UK – The Conservative Party says it will scrap the obligatory annuity purchase at age 75 and allow young workers to contract out of the basic state pension if it is brought to power in the country’s forthcoming general election....

Speaking at a pensions lecture at accountancy and advisory company Horwath Clark Whitehill, David Willets, shadow secretary of state for social security, set out the party’s five-point vote chasing plan for retirement policy in the run up to the polls.

These he said would include the removal of the liability for basic and lower rate tax on savings, simplification of pensions regulation, the ending of compulsory annuity purchase at age 75, maintenance of stability in pensions policy, and the freedom for younger workers to contract out of the basic state pension.

Willets says the Conservatives will abolish lower and starting rate taxes on savings income and make dividends tax-free.
Only higher rate taxpayers would have to pay tax on savings.
However, he gave no indication in the speech over how he would simplify the pensions regime simpler and make it more flexible.
On annuities, Willets says that as long as the over 75s do not become dependent on means tested benefits, they should be free to continue to draw from their pension pot without buying an annuity.
Pensioners over age 75 would also get a higher increase on state benefits, which would be funded by abolishing the new deal for lone parents and savings on the social fund, he says.

Despite believing that stakeholder pensions are flawed, he would keep them to avoid further “planning blight,” as the public would feel unable to make decisions about pension provision because of uncertainty about future changes.
Furthermore, Willets argues that younger people should be given the option to have a funded pension instead of the basic state pension.

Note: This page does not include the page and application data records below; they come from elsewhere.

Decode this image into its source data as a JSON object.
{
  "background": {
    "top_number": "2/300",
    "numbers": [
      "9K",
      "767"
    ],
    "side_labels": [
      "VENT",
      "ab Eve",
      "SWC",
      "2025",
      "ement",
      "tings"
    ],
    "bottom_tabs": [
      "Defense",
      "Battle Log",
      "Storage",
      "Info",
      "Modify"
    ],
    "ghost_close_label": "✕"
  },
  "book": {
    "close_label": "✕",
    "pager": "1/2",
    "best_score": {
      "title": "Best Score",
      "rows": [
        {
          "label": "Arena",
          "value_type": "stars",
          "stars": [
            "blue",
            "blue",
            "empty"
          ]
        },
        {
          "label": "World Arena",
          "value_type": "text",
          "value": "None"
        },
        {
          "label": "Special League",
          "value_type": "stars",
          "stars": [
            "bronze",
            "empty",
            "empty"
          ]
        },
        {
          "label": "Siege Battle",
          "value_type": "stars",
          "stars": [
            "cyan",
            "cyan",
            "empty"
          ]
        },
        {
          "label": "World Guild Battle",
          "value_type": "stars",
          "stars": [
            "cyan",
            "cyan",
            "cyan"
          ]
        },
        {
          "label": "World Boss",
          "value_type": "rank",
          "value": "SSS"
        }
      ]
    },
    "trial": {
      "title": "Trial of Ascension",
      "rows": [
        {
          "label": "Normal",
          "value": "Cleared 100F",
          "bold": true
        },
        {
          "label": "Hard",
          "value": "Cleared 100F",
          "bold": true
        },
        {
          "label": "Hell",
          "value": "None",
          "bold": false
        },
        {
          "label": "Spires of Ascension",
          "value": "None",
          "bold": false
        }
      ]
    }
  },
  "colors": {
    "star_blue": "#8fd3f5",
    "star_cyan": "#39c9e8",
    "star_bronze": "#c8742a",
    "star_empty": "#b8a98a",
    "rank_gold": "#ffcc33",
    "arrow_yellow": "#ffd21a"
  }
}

Finally, he commented that people in the UK were somewhat ignorant about pensions because companies formerly had the right to make scheme membership compulsory, adding: “you do not need to sell something that is compulsory.”